- [WHAT IS EXPECTED] A bare number is all that is needed: how many lines below contain the string "Сервал"?

⟨

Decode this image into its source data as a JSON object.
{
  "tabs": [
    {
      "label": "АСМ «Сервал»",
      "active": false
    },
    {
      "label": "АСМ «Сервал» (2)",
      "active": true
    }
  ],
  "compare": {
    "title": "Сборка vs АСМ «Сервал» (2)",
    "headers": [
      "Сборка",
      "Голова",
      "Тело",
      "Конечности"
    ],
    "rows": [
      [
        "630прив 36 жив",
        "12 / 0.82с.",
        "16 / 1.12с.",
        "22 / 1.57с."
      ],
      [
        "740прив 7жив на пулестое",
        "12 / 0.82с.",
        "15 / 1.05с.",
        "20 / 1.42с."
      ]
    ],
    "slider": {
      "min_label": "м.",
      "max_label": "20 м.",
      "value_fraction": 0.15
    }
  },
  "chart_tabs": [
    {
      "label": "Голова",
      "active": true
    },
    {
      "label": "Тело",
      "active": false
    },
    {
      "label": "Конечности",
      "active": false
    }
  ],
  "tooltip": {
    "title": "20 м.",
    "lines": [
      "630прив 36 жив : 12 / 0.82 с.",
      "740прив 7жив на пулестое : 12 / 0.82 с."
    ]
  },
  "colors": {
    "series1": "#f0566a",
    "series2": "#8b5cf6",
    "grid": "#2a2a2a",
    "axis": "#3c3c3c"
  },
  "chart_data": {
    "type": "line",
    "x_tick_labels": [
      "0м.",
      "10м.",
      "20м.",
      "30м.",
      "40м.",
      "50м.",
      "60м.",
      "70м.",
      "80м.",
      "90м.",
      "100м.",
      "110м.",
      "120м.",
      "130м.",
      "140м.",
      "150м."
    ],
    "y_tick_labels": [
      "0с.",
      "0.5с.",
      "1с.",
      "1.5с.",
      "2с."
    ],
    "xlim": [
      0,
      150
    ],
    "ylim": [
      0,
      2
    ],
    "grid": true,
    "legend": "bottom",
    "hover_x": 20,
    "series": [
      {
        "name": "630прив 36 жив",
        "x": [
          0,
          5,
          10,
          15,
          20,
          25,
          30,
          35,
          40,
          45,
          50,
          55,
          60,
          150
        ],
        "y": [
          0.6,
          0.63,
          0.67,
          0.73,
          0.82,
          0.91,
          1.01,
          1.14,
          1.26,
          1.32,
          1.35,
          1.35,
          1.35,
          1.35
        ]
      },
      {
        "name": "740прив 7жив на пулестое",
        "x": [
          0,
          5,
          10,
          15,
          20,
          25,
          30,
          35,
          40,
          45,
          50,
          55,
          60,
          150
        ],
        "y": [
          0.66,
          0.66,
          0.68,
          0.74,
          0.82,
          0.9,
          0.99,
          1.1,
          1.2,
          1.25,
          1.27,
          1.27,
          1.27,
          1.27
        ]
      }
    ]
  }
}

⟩

- [FINISHED TASK] 3